Items from a dataset
■ ■ ■

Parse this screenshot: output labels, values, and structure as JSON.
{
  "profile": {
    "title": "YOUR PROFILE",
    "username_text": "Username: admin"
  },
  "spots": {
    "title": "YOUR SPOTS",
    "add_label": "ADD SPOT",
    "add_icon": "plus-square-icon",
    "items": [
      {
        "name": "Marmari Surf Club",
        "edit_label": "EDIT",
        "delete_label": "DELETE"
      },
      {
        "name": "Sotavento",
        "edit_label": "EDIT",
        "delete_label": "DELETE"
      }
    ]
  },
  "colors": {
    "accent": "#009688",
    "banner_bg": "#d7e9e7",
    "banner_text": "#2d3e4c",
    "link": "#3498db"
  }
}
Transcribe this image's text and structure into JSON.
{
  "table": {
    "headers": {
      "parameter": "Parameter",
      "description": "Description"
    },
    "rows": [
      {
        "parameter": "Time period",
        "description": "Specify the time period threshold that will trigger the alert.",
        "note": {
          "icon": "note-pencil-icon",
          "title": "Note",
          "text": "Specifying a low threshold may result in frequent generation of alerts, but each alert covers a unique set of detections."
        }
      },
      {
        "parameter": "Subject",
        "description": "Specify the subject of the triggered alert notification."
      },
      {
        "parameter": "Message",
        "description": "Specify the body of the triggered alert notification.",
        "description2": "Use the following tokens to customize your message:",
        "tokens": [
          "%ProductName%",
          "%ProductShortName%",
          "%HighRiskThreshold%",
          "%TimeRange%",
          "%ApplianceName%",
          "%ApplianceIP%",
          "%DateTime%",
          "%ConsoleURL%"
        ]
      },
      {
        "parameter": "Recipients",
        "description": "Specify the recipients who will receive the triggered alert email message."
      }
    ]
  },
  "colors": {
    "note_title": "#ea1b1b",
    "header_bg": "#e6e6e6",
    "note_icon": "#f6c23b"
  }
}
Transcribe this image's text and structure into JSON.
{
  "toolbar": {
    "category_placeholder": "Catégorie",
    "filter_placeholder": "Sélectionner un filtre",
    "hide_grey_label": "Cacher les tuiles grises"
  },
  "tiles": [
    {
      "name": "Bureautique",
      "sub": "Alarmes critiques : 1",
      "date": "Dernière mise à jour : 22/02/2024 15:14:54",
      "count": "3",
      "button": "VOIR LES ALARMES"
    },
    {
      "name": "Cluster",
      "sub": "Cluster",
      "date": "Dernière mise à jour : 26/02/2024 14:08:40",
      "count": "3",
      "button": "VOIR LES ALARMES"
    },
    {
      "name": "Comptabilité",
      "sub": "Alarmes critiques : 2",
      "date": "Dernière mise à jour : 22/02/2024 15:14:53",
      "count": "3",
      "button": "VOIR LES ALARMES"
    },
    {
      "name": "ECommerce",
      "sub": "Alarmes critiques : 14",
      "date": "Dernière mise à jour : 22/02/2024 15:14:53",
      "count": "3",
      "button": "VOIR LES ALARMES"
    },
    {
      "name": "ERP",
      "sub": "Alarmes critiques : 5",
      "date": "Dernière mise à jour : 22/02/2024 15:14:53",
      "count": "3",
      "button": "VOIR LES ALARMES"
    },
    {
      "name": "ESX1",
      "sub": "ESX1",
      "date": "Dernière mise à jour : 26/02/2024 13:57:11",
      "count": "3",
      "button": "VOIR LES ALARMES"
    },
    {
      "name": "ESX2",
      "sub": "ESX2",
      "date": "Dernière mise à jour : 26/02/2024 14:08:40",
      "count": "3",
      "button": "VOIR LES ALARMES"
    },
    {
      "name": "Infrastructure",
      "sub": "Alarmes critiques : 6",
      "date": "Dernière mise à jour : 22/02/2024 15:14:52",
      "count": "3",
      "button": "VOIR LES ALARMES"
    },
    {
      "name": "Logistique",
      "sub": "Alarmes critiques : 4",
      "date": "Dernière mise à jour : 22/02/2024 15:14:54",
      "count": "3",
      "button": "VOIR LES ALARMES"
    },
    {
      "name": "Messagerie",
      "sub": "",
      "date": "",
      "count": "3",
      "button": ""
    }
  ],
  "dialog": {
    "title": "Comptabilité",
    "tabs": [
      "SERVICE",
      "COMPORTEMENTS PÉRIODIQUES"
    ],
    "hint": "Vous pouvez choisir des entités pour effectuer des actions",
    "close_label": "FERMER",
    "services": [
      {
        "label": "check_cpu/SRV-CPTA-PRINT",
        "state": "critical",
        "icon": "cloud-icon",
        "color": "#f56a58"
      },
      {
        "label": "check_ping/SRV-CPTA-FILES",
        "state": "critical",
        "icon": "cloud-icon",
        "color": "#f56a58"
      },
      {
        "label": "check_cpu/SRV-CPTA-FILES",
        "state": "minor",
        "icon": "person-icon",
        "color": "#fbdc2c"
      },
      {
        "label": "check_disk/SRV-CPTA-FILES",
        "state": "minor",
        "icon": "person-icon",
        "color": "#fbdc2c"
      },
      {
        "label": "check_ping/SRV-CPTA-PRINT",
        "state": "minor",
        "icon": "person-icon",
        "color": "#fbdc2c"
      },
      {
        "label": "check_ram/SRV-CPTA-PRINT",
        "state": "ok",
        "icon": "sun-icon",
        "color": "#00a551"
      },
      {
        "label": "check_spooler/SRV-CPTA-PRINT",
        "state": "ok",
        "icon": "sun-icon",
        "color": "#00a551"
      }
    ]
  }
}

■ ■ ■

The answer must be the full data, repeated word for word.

Task solution.
Parse this screenshot: output labels, values, and structure as JSON.
{
  "profile": {
    "title": "YOUR PROFILE",
    "username_text": "Username: admin"
  },
  "spots": {
    "title": "YOUR SPOTS",
    "add_label": "ADD SPOT",
    "add_icon": "plus-square-icon",
    "items": [
      {
        "name": "Marmari Surf Club",
        "edit_label": "EDIT",
        "delete_label": "DELETE"
      },
      {
        "name": "Sotavento",
        "edit_label": "EDIT",
        "delete_label": "DELETE"
      }
    ]
  },
  "colors": {
    "accent": "#009688",
    "banner_bg": "#d7e9e7",
    "banner_text": "#2d3e4c",
    "link": "#3498db"
  }
}
Transcribe this image's text and structure into JSON.
{
  "table": {
    "headers": {
      "parameter": "Parameter",
      "description": "Description"
    },
    "rows": [
      {
        "parameter": "Time period",
        "description": "Specify the time period threshold that will trigger the alert.",
        "note": {
          "icon": "note-pencil-icon",
          "title": "Note",
          "text": "Specifying a low threshold may result in frequent generation of alerts, but each alert covers a unique set of detections."
        }
      },
      {
        "parameter": "Subject",
        "description": "Specify the subject of the triggered alert notification."
      },
      {
        "parameter": "Message",
        "description": "Specify the body of the triggered alert notification.",
        "description2": "Use the following tokens to customize your message:",
        "tokens": [
          "%ProductName%",
          "%ProductShortName%",
          "%HighRiskThreshold%",
          "%TimeRange%",
          "%ApplianceName%",
          "%ApplianceIP%",
          "%DateTime%",
          "%ConsoleURL%"
        ]
      },
      {
        "parameter": "Recipients",
        "description": "Specify the recipients who will receive the triggered alert email message."
      }
    ]
  },
  "colors": {
    "note_title": "#ea1b1b",
    "header_bg": "#e6e6e6",
    "note_icon": "#f6c23b"
  }
}
Transcribe this image's text and structure into JSON.
{
  "toolbar": {
    "category_placeholder": "Catégorie",
    "filter_placeholder": "Sélectionner un filtre",
    "hide_grey_label": "Cacher les tuiles grises"
  },
  "tiles": [
    {
      "name": "Bureautique",
      "sub": "Alarmes critiques : 1",
      "date": "Dernière mise à jour : 22/02/2024 15:14:54",
      "count": "3",
      "button": "VOIR LES ALARMES"
    },
    {
      "name": "Cluster",
      "sub": "Cluster",
      "date": "Dernière mise à jour : 26/02/2024 14:08:40",
      "count": "3",
      "button": "VOIR LES ALARMES"
    },
    {
      "name": "Comptabilité",
      "sub": "Alarmes critiques : 2",
      "date": "Dernière mise à jour : 22/02/2024 15:14:53",
      "count": "3",
      "button": "VOIR LES ALARMES"
    },
    {
      "name": "ECommerce",
      "sub": "Alarmes critiques : 14",
      "date": "Dernière mise à jour : 22/02/2024 15:14:53",
      "count": "3",
      "button": "VOIR LES ALARMES"
    },
    {
      "name": "ERP",
      "sub": "Alarmes critiques : 5",
      "date": "Dernière mise à jour : 22/02/2024 15:14:53",
      "count": "3",
      "button": "VOIR LES ALARMES"
    },
    {
      "name": "ESX1",
      "sub": "ESX1",
      "date": "Dernière mise à jour : 26/02/2024 13:57:11",
      "count": "3",
      "button": "VOIR LES ALARMES"
    },
    {
      "name": "ESX2",
      "sub": "ESX2",
      "date": "Dernière mise à jour : 26/02/2024 14:08:40",
      "count": "3",
      "button": "VOIR LES ALARMES"
    },
    {
      "name": "Infrastructure",
      "sub": "Alarmes critiques : 6",
      "date": "Dernière mise à jour : 22/02/2024 15:14:52",
      "count": "3",
      "button": "VOIR LES ALARMES"
    },
    {
      "name": "Logistique",
      "sub": "Alarmes critiques : 4",
      "date": "Dernière mise à jour : 22/02/2024 15:14:54",
      "count": "3",
      "button": "VOIR LES ALARMES"
    },
    {
      "name": "Messagerie",
      "sub": "",
      "date": "",
      "count": "3",
      "button": ""
    }
  ],
  "dialog": {
    "title": "Comptabilité",
    "tabs": [
      "SERVICE",
      "COMPORTEMENTS PÉRIODIQUES"
    ],
    "hint": "Vous pouvez choisir des entités pour effectuer des actions",
    "close_label": "FERMER",
    "services": [
      {
        "label": "check_cpu/SRV-CPTA-PRINT",
        "state": "critical",
        "icon": "cloud-icon",
        "color": "#f56a58"
      },
      {
        "label": "check_ping/SRV-CPTA-FILES",
        "state": "critical",
        "icon": "cloud-icon",
        "color": "#f56a58"
      },
      {
        "label": "check_cpu/SRV-CPTA-FILES",
        "state": "minor",
        "icon": "person-icon",
        "color": "#fbdc2c"
      },
      {
        "label": "check_disk/SRV-CPTA-FILES",
        "state": "minor",
        "icon": "person-icon",
        "color": "#fbdc2c"
      },
      {
        "label": "check_ping/SRV-CPTA-PRINT",
        "state": "minor",
        "icon": "person-icon",
        "color": "#fbdc2c"
      },
      {
        "label": "check_ram/SRV-CPTA-PRINT",
        "state": "ok",
        "icon": "sun-icon",
        "color": "#00a551"
      },
      {
        "label": "check_spooler/SRV-CPTA-PRINT",
        "state": "ok",
        "icon": "sun-icon",
        "color": "#00a551"
      }
    ]
  }
}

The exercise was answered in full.